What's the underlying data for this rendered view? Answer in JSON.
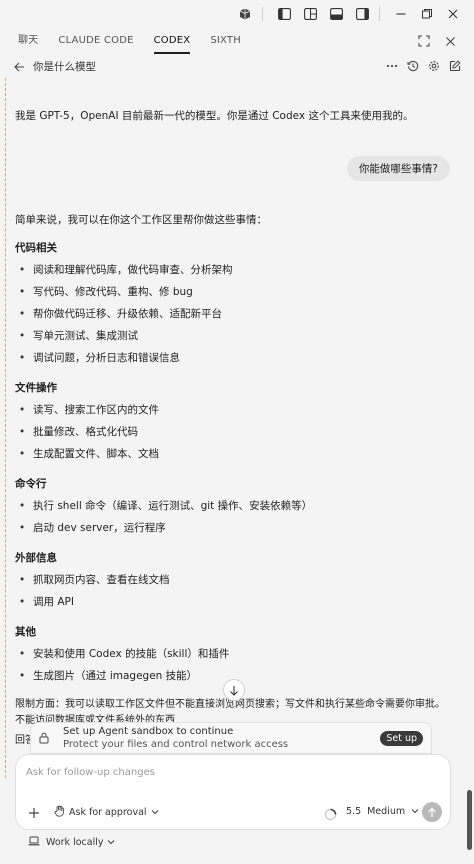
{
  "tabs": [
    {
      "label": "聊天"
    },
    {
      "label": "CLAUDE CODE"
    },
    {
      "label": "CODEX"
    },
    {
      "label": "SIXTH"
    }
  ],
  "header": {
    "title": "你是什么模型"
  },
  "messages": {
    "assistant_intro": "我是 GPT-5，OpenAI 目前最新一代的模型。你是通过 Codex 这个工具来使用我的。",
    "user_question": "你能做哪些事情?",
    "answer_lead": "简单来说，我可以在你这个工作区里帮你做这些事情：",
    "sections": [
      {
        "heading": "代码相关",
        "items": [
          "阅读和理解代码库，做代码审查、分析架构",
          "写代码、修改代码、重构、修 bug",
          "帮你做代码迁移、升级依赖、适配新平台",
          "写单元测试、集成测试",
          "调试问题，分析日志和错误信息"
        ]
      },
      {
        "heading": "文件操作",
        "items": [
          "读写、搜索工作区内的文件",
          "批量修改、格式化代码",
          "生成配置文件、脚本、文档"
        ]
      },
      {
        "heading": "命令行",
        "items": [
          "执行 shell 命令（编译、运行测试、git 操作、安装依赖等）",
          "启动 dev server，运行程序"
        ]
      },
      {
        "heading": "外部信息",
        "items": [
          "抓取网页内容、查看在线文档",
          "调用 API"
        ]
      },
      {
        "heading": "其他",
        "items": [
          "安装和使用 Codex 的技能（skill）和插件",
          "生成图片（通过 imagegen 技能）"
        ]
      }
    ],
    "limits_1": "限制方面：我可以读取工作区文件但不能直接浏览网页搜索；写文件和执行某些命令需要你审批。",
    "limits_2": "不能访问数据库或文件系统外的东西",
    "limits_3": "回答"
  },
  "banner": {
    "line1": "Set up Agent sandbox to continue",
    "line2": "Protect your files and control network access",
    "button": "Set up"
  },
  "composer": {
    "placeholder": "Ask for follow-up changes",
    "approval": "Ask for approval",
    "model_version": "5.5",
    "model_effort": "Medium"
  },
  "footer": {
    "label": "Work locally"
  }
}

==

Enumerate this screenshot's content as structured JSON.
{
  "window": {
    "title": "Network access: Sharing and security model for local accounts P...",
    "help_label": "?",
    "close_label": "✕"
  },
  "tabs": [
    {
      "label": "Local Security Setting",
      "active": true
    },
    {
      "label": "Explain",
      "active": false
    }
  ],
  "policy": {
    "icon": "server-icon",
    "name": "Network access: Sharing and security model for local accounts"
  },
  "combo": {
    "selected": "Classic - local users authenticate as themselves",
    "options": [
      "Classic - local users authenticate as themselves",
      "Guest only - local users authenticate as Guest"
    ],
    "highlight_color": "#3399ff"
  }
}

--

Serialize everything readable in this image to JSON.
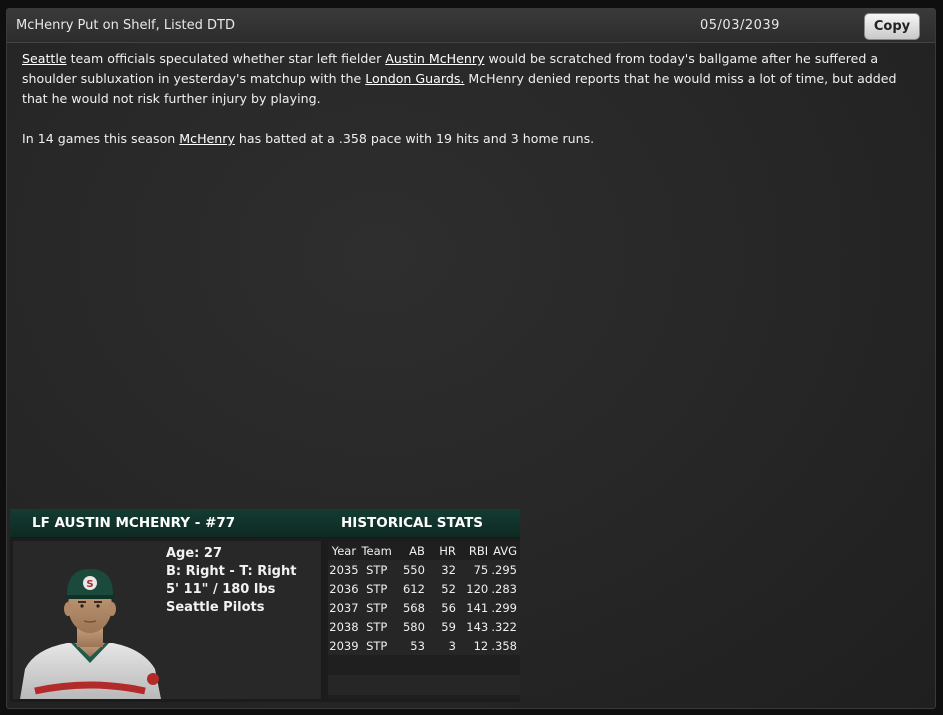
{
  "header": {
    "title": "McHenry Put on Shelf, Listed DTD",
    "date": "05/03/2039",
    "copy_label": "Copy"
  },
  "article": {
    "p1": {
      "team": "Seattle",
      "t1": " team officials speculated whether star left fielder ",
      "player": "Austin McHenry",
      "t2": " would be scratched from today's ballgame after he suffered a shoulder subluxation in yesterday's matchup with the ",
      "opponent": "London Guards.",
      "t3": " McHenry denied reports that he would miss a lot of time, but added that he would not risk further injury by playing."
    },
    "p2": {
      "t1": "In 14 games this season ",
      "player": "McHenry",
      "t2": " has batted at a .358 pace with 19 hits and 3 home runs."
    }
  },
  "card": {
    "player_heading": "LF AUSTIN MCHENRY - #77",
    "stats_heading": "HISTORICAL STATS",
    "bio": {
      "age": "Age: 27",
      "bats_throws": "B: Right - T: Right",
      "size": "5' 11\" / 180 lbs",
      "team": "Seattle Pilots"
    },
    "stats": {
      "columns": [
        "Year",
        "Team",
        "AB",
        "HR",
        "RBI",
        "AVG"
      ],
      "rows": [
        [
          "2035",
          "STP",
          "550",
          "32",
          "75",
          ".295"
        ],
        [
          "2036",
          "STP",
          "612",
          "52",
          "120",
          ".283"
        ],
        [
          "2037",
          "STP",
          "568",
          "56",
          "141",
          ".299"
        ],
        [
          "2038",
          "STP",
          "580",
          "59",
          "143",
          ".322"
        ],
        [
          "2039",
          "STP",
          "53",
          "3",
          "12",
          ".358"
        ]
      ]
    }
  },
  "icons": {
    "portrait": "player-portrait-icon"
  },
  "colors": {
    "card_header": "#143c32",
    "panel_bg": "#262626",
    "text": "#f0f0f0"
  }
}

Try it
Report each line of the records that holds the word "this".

Response box
What's the underlying data for this rendered view? Answer in JSON.
Enumerate this screenshot's content as structured JSON.
Serialize everything readable in this image to JSON.
      "t1": "In 14 games this season ",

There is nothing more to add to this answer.